SHUT UP AND PLAY THE HITS (Dylan Southern & Will Lovelace, 2011)
BAMcinématek, BAM Rose Cinemas
30 Lafayette Ave. between Ashland Pl. & St. Felix St.
Sunday, August 6, 7:30
Series runs through August 13
On April 2, 2011, after ten years of building a devoted following that was still growing, electronic dance-punk faves LCD Soundsystem played what was supposed to be its farewell show at Madison Square Garden. Directors Dylan Southern and Will Lovelace, who previously documented the British band Blur in No Distance Left to Run, capture the grand finale in the often bumpy, sometimes revelatory concert film Shut Up and Play the Hits. The movie is divided into three distinct sections that take place before, during, and after the massive blowout, with Southern and Lovelace weaving between them. There is extensive footage of the event at the Garden, including performances of such LCD classics as “Dance Yrself Clean,” “All My Friends,” “Us v Them,” “North American Scum,” and “Losing My Edge.” Although the multicamera approach tries to make you feel like you’re there, onstage and backstage with front man Murphy, keyboardist Nancy Whang, bassist Tyler Pope, drummer Pat Mahoney, and various special guests, it lacks a certain emotional depth, and the sound, primarily during the first songs, is terrible, although that could have been the fault of the tiny theater where we saw it more than the film itself. The second section features music journalist Chuck Klosterman (Sex, Drugs, and Cocoa Puffs: A Low Culture Manifesto) interviewing Murphy at the Spotted Pig in the West Village a week before the concert, asking inane, annoying questions that Murphy strains to answer.
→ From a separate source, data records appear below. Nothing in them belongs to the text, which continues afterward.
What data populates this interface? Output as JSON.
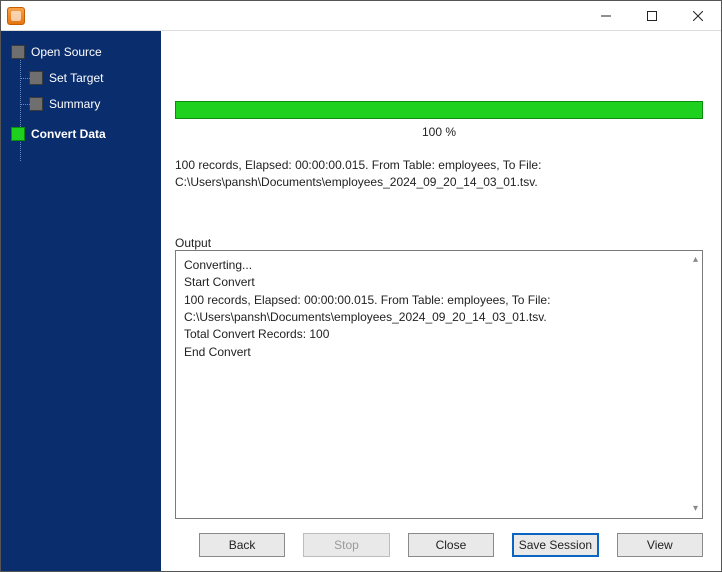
{
  "window": {
    "title": ""
  },
  "sidebar": {
    "items": [
      {
        "label": "Open Source",
        "active": false
      },
      {
        "label": "Set Target",
        "active": false
      },
      {
        "label": "Summary",
        "active": false
      },
      {
        "label": "Convert Data",
        "active": true
      }
    ]
  },
  "progress": {
    "percent": 100,
    "percent_label": "100 %"
  },
  "status": {
    "line1": "100 records,    Elapsed: 00:00:00.015.    From Table: employees,    To File:",
    "line2": "C:\\Users\\pansh\\Documents\\employees_2024_09_20_14_03_01.tsv."
  },
  "output": {
    "label": "Output",
    "lines": [
      "Converting...",
      "Start Convert",
      "100 records,    Elapsed: 00:00:00.015.    From Table: employees,    To File: C:\\Users\\pansh\\Documents\\employees_2024_09_20_14_03_01.tsv.",
      "Total Convert Records: 100",
      "End Convert"
    ]
  },
  "buttons": {
    "back": "Back",
    "stop": "Stop",
    "close": "Close",
    "save_session": "Save Session",
    "view": "View"
  }
}
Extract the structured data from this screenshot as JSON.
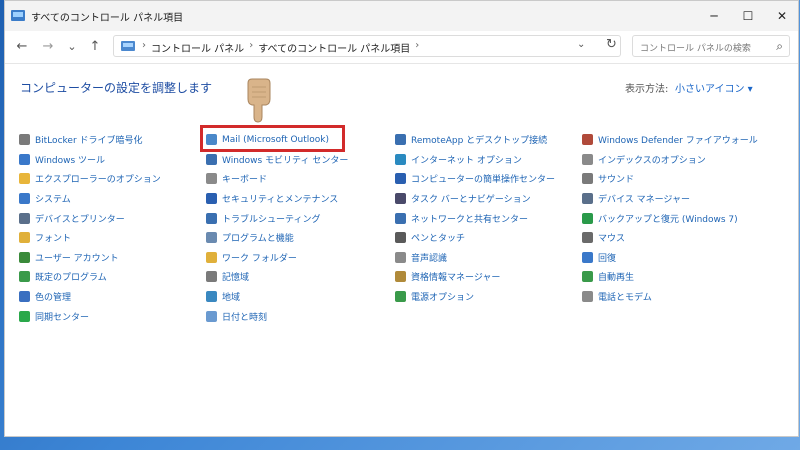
{
  "window": {
    "title": "すべてのコントロール パネル項目",
    "minimize": "─",
    "maximize": "☐",
    "close": "✕"
  },
  "toolbar": {
    "back": "←",
    "forward": "→",
    "history": "⌄",
    "up": "↑",
    "breadcrumb": [
      "コントロール パネル",
      "すべてのコントロール パネル項目"
    ],
    "dropdown": "⌄",
    "refresh": "↻",
    "search_placeholder": "コントロール パネルの検索",
    "search_icon": "🔍"
  },
  "main": {
    "heading": "コンピューターの設定を調整します",
    "view_by_label": "表示方法:",
    "view_by_value": "小さいアイコン ▾"
  },
  "columns": [
    {
      "items": [
        {
          "label": "BitLocker ドライブ暗号化",
          "color": "#7a7a7a"
        },
        {
          "label": "Windows ツール",
          "color": "#3a78c9"
        },
        {
          "label": "エクスプローラーのオプション",
          "color": "#e8b53a"
        },
        {
          "label": "システム",
          "color": "#3a78c9"
        },
        {
          "label": "デバイスとプリンター",
          "color": "#5a6f8a"
        },
        {
          "label": "フォント",
          "color": "#e0b03a"
        },
        {
          "label": "ユーザー アカウント",
          "color": "#3a8a3a"
        },
        {
          "label": "既定のプログラム",
          "color": "#3a9a4a"
        },
        {
          "label": "色の管理",
          "color": "#3a6fc0"
        },
        {
          "label": "同期センター",
          "color": "#2aa84a"
        }
      ]
    },
    {
      "items": [
        {
          "label": "Mail (Microsoft Outlook)",
          "color": "#4a88c9"
        },
        {
          "label": "Windows モビリティ センター",
          "color": "#3a6fb0"
        },
        {
          "label": "キーボード",
          "color": "#8a8a8a"
        },
        {
          "label": "セキュリティとメンテナンス",
          "color": "#2a5fb0"
        },
        {
          "label": "トラブルシューティング",
          "color": "#3a6fb0"
        },
        {
          "label": "プログラムと機能",
          "color": "#6a8ab0"
        },
        {
          "label": "ワーク フォルダー",
          "color": "#e0b03a"
        },
        {
          "label": "記憶域",
          "color": "#7a7a7a"
        },
        {
          "label": "地域",
          "color": "#3a88c0"
        },
        {
          "label": "日付と時刻",
          "color": "#6a9ad0"
        }
      ]
    },
    {
      "items": [
        {
          "label": "RemoteApp とデスクトップ接続",
          "color": "#3a6fb0"
        },
        {
          "label": "インターネット オプション",
          "color": "#2a8ac0"
        },
        {
          "label": "コンピューターの簡単操作センター",
          "color": "#2a5fb0"
        },
        {
          "label": "タスク バーとナビゲーション",
          "color": "#4a4a6a"
        },
        {
          "label": "ネットワークと共有センター",
          "color": "#3a6fb0"
        },
        {
          "label": "ペンとタッチ",
          "color": "#5a5a5a"
        },
        {
          "label": "音声認識",
          "color": "#8a8a8a"
        },
        {
          "label": "資格情報マネージャー",
          "color": "#b08a3a"
        },
        {
          "label": "電源オプション",
          "color": "#3a9a4a"
        }
      ]
    },
    {
      "items": [
        {
          "label": "Windows Defender ファイアウォール",
          "color": "#b04a3a"
        },
        {
          "label": "インデックスのオプション",
          "color": "#8a8a8a"
        },
        {
          "label": "サウンド",
          "color": "#7a7a7a"
        },
        {
          "label": "デバイス マネージャー",
          "color": "#5a6f8a"
        },
        {
          "label": "バックアップと復元 (Windows 7)",
          "color": "#2a9a4a"
        },
        {
          "label": "マウス",
          "color": "#6a6a6a"
        },
        {
          "label": "回復",
          "color": "#3a78c9"
        },
        {
          "label": "自動再生",
          "color": "#3a9a4a"
        },
        {
          "label": "電話とモデム",
          "color": "#8a8a8a"
        }
      ]
    }
  ],
  "colors": {
    "link": "#1e64b4",
    "highlight_border": "#d22a2a",
    "heading": "#1f4ea3"
  }
}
But the most fascinating part of the film by far, and how it starts, involves Murphy the day after the show. He allows the camera to follow him everywhere, from waking up in his bed with his dog to carefully shaving with an electric razor to visiting the DFA offices for the first time in a year. It’s hard to believe that the night before he was a grandiose rock star but now he is walking his pooch, sitting on a bench in front of a coffee shop, and spending most of the day alone. The camera gets right into his face, showing every gray hair, zooming in on his puffiness and his deep-set, nearly dazed eyes. The film would have benefited from less time with Klosterman and more with Murphy as he contemplates his past, present, and future. It also would have been interesting to hear from the other members of the band, but Shut Up and Play the Hits is specifically about Murphy, who, at forty-one, suddenly doesn’t know what to do with his life, having left an extremely successful gig that was only gaining popularity. (However, in January 2016 the band reunited, once again hitting the road, including a fab headlining gig at the Panorama festival that July.) Shut Up and Play the Hits is screening August 6 at 7:30 in the BAMcinématek series “In Concert,” which continues through August 13 with such other live-music films as Bill and Turner Ross’s Contemporary Color, D. A. Pennebaker’s Monterey Pop, and Mel Stuart’s Wattstax.